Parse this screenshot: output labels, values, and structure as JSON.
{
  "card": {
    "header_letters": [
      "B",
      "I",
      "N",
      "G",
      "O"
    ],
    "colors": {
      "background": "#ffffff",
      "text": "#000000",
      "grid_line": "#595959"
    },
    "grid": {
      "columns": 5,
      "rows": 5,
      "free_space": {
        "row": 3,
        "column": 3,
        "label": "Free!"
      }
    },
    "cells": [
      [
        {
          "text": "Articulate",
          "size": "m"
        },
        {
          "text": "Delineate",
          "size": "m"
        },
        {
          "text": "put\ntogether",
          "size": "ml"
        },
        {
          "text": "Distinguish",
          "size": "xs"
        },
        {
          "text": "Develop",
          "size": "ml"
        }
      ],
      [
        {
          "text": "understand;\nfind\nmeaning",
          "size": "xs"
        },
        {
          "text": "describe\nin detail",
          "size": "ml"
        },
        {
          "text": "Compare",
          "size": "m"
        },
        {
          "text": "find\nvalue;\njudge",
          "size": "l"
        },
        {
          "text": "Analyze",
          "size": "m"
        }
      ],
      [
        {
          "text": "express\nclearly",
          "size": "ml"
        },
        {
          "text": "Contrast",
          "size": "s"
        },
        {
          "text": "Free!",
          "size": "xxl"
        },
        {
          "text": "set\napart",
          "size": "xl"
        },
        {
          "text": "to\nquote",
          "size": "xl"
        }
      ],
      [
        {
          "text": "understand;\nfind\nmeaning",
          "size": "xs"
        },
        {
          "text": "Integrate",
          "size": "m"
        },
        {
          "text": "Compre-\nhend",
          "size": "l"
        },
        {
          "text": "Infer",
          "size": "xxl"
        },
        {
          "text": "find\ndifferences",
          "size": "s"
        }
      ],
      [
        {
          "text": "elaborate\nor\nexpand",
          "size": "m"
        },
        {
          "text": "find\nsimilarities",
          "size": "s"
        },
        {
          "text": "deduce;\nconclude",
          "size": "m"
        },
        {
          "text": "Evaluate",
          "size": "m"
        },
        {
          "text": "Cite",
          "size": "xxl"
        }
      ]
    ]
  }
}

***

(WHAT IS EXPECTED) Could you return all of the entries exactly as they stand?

(RESPONSE TO THE EXERCISE)
Parse this screenshot: output labels, values, and structure as JSON.
{
  "card": {
    "header_letters": [
      "B",
      "I",
      "N",
      "G",
      "O"
    ],
    "colors": {
      "background": "#ffffff",
      "text": "#000000",
      "grid_line": "#595959"
    },
    "grid": {
      "columns": 5,
      "rows": 5,
      "free_space": {
        "row": 3,
        "column": 3,
        "label": "Free!"
      }
    },
    "cells": [
      [
        {
          "text": "Articulate",
          "size": "m"
        },
        {
          "text": "Delineate",
          "size": "m"
        },
        {
          "text": "put\ntogether",
          "size": "ml"
        },
        {
          "text": "Distinguish",
          "size": "xs"
        },
        {
          "text": "Develop",
          "size": "ml"
        }
      ],
      [
        {
          "text": "understand;\nfind\nmeaning",
          "size": "xs"
        },
        {
          "text": "describe\nin detail",
          "size": "ml"
        },
        {
          "text": "Compare",
          "size": "m"
        },
        {
          "text": "find\nvalue;\njudge",
          "size": "l"
        },
        {
          "text": "Analyze",
          "size": "m"
        }
      ],
      [
        {
          "text": "express\nclearly",
          "size": "ml"
        },
        {
          "text": "Contrast",
          "size": "s"
        },
        {
          "text": "Free!",
          "size": "xxl"
        },
        {
          "text": "set\napart",
          "size": "xl"
        },
        {
          "text": "to\nquote",
          "size": "xl"
        }
      ],
      [
        {
          "text": "understand;\nfind\nmeaning",
          "size": "xs"
        },
        {
          "text": "Integrate",
          "size": "m"
        },
        {
          "text": "Compre-\nhend",
          "size": "l"
        },
        {
          "text": "Infer",
          "size": "xxl"
        },
        {
          "text": "find\ndifferences",
          "size": "s"
        }
      ],
      [
        {
          "text": "elaborate\nor\nexpand",
          "size": "m"
        },
        {
          "text": "find\nsimilarities",
          "size": "s"
        },
        {
          "text": "deduce;\nconclude",
          "size": "m"
        },
        {
          "text": "Evaluate",
          "size": "m"
        },
        {
          "text": "Cite",
          "size": "xxl"
        }
      ]
    ]
  }
}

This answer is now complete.